Pakistan still has limited access to nuclear energy markets because of the restrictions placed by the non-proliferation regime, a broad international framework of agreements and organizations aimed at preventing the spread of nuclear weapons. Pakistan struggles to gain membership to the Nuclear Suppliers Group (NSG), which sets guidelines for nuclear trade so that exports do not contribute to proliferation. Pakistan faces these restrictions because of nuclear proliferation concerns in the region; Pakistan’s role in the AQ Khan network, plus China’s proposition for its membership, means that Pakistan faces strong geopolitical resistance to its membership. Membership in the NSG would help Pakistan to increase confidence in the country’s peaceful nuclear program, as well as provide safe and better access to the nuclear technology market under the NSG regulations. This will enable Pakistan to better share nuclear technology advancements that contribute to agricultural efficiency with other countries struggling with the same issues. Thus, NPT member states need to decide on criteria that helps non-NPT states to join the group and bring their nuclear programs under the NSG regulations.

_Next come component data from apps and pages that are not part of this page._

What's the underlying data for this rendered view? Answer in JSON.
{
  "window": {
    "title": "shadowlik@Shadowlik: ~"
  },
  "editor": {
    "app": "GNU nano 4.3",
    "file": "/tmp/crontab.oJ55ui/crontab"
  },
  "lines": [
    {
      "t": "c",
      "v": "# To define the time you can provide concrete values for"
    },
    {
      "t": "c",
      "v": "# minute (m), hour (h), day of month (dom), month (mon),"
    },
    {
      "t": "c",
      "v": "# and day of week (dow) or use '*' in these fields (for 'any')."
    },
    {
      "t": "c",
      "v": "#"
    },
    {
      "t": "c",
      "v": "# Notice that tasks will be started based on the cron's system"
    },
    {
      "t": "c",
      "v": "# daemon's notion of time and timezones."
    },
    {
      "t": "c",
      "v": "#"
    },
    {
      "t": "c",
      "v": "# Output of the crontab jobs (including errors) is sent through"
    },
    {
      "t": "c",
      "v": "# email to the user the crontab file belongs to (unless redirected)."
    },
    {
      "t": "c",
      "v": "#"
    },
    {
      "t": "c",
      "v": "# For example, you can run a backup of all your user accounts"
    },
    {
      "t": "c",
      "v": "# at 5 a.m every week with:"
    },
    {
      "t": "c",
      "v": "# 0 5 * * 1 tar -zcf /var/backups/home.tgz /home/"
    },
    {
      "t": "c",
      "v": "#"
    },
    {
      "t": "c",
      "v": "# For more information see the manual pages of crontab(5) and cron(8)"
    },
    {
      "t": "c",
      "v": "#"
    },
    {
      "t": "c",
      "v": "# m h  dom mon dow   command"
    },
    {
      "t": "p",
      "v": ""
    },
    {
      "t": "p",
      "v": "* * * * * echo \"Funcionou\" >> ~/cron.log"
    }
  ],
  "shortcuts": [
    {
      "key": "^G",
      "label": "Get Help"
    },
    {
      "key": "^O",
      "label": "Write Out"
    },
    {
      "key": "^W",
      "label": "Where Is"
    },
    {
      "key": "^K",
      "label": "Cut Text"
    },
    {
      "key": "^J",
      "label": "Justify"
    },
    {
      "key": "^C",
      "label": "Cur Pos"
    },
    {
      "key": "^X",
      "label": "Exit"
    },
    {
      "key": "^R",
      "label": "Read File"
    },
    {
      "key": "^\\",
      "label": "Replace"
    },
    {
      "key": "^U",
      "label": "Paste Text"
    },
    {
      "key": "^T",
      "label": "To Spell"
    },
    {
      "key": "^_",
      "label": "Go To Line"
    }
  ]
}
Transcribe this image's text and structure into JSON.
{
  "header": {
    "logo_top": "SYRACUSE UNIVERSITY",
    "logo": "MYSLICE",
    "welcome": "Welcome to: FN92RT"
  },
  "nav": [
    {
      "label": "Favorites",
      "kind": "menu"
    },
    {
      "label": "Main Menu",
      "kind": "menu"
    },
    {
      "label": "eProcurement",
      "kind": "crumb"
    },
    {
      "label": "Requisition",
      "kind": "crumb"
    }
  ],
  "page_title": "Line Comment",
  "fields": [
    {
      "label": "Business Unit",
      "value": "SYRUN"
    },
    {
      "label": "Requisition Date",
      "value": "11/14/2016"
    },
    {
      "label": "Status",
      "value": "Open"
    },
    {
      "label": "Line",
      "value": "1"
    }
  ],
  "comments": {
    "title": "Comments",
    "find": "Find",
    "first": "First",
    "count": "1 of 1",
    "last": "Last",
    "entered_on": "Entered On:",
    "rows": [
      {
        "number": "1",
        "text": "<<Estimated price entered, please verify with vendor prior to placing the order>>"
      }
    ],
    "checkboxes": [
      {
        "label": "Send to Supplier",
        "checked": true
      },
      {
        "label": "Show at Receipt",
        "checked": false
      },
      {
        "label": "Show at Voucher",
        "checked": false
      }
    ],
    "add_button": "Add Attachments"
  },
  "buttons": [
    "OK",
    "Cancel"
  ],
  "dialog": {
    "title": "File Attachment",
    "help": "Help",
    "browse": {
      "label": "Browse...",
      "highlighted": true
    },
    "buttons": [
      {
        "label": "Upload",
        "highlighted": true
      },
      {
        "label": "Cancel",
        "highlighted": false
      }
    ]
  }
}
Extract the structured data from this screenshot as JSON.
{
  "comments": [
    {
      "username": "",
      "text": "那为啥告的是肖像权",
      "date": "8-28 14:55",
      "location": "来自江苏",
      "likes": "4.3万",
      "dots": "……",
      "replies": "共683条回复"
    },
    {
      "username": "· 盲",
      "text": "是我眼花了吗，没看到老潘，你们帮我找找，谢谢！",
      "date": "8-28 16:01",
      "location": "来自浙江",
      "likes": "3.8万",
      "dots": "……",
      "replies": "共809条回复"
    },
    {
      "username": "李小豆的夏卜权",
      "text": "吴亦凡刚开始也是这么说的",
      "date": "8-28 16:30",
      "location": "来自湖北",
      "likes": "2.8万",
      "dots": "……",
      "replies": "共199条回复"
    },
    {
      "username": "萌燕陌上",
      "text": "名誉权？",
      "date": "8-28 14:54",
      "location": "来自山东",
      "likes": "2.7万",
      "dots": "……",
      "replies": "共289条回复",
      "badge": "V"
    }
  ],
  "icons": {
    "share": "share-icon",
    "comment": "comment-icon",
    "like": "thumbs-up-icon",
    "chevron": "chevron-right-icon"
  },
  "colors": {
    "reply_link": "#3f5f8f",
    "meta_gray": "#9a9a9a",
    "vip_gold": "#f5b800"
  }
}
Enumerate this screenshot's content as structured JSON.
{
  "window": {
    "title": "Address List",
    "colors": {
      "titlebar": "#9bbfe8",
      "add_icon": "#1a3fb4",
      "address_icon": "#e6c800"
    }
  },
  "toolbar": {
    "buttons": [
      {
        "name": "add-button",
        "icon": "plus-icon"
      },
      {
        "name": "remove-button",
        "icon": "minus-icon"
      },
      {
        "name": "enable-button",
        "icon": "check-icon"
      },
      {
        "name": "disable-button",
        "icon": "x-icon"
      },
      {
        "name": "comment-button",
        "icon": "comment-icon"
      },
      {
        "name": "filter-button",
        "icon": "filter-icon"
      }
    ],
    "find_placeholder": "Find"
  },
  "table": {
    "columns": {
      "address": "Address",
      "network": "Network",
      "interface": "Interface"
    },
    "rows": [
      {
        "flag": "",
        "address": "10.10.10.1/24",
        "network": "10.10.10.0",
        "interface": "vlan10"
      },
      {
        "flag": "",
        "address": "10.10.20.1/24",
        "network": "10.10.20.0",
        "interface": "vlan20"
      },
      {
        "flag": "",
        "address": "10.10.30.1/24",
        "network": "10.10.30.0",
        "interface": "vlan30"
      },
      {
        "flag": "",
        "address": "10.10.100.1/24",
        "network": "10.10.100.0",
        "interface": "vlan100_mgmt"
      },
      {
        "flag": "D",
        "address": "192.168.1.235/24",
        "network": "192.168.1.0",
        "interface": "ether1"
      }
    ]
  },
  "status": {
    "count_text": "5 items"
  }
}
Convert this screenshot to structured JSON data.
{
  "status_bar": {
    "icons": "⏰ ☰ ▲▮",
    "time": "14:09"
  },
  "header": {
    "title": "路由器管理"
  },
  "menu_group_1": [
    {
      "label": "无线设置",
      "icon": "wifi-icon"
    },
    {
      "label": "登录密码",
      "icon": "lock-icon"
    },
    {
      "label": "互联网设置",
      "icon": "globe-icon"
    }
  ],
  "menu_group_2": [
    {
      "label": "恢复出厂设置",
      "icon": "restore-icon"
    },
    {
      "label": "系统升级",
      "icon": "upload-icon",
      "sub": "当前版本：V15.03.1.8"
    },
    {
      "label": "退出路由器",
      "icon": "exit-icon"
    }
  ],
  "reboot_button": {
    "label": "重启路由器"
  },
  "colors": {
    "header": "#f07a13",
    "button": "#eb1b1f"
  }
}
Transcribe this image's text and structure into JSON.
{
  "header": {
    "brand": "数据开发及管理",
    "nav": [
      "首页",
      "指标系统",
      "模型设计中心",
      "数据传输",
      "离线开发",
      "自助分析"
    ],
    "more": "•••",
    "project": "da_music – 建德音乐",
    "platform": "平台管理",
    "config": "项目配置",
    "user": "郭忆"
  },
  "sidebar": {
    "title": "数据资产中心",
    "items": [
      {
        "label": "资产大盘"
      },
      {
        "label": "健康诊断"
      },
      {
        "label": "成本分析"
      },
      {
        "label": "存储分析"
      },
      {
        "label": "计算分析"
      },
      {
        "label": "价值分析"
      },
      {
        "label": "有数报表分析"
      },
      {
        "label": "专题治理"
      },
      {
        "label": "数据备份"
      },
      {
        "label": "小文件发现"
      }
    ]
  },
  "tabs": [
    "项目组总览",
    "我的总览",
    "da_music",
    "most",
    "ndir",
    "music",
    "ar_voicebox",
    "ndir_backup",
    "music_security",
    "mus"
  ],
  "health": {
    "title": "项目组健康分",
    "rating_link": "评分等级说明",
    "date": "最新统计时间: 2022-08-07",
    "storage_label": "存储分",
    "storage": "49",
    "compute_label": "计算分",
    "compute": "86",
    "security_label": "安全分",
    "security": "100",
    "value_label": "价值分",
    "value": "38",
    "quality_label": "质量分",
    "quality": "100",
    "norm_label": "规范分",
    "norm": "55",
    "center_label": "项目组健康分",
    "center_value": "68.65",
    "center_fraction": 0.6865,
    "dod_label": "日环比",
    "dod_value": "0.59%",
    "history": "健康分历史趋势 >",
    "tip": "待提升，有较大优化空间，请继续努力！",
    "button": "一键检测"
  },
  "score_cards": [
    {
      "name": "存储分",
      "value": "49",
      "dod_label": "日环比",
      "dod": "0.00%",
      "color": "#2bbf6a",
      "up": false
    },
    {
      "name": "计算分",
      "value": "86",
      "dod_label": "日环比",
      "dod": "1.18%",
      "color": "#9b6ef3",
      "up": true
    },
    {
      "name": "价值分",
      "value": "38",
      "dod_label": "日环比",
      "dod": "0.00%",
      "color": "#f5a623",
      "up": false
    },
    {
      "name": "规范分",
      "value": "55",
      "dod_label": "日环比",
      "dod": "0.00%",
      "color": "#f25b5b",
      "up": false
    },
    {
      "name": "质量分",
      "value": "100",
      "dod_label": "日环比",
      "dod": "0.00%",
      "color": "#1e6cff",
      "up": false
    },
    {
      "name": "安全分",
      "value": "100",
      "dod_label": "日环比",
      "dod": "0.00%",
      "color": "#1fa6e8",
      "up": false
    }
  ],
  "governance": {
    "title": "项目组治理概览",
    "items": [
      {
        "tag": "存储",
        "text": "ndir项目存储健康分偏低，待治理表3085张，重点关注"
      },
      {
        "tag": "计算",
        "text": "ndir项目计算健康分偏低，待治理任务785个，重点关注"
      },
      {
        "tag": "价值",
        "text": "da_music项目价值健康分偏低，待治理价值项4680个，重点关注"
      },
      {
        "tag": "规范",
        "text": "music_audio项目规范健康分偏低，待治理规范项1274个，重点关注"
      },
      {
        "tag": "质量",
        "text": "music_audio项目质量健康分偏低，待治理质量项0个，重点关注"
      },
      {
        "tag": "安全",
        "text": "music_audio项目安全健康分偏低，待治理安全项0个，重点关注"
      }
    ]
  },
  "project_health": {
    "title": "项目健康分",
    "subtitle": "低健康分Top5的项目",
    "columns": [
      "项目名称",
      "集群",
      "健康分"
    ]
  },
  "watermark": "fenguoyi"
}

The IAEA should consider broadening its partnership with Pakistan as a confidence-building measure for Pakistan to soften the image of its nuclear program in the world’s perspective.
Another challenge to Pakistan’s peaceful nuclear program is a lack of funding for the training and education of Pakistanis who could advance the country’s application of nuclear technology to agricultural challenges. The local community in Pakistan is more familiar with the problems in the agriculture sector but does not have sufficient support to contribute to projects that address these issues. The IAEA has the means to provide this support and increase collaboration across Asian member states through the Regional Cooperative Agreement for Research, Development and Training Related to Nuclear Science and Technology, of which Pakistan is a member. Exchange programs for local scientists, pharmacists, and researchers working on agricultural technology could provide them with the skills and opportunity to become experts who can lead projects and effectively utilize funding.
Members of the non-proliferation regime are wary of Pakistan’s nuclear program, even though the IAEA has commended Pakistan for the safety and security record of its nuclear energy and technology. The IAEA should consider broadening its partnership with Pakistan as a confidence-building measure for Pakistan to soften the image of its nuclear program in the world’s perspective. Widening this partnership also supports the international nuclear nonproliferation regime, as peaceful use of nuclear energy is one of its three components. The IAEA safeguards incentivize Pakistan to use its nuclear materials responsibly, making it less likely that its nuclear technology deviates from civilian to strategic purposes.
To strengthen the partnership, Pakistan can collaborate with the IAEA on its Small Modular Reactors (SMRs) program. A partnership with IAEA on SMRs would support Pakistan’s peaceful nuclear program by ensuring that the nuclear material that Pakistan gets access to is used for peaceful purposes. The success of such projects under this partnership would pave the way for Pakistan to advance its cooperation with the IAEA, potentially gain better access to nuclear energy markets, and build its nuclear technology programs that address food insecurity. It is imperative that the world works together to overcome opposition to the use of nuclear energy and advance the use of nuclear technology in agriculture given its productive potential.
Image 1: Nuclear Power Plants and Agriculture via Wikimedia Commons.
Image 2: Bilateral Meeting between Pakistan and IAEA via Flickr.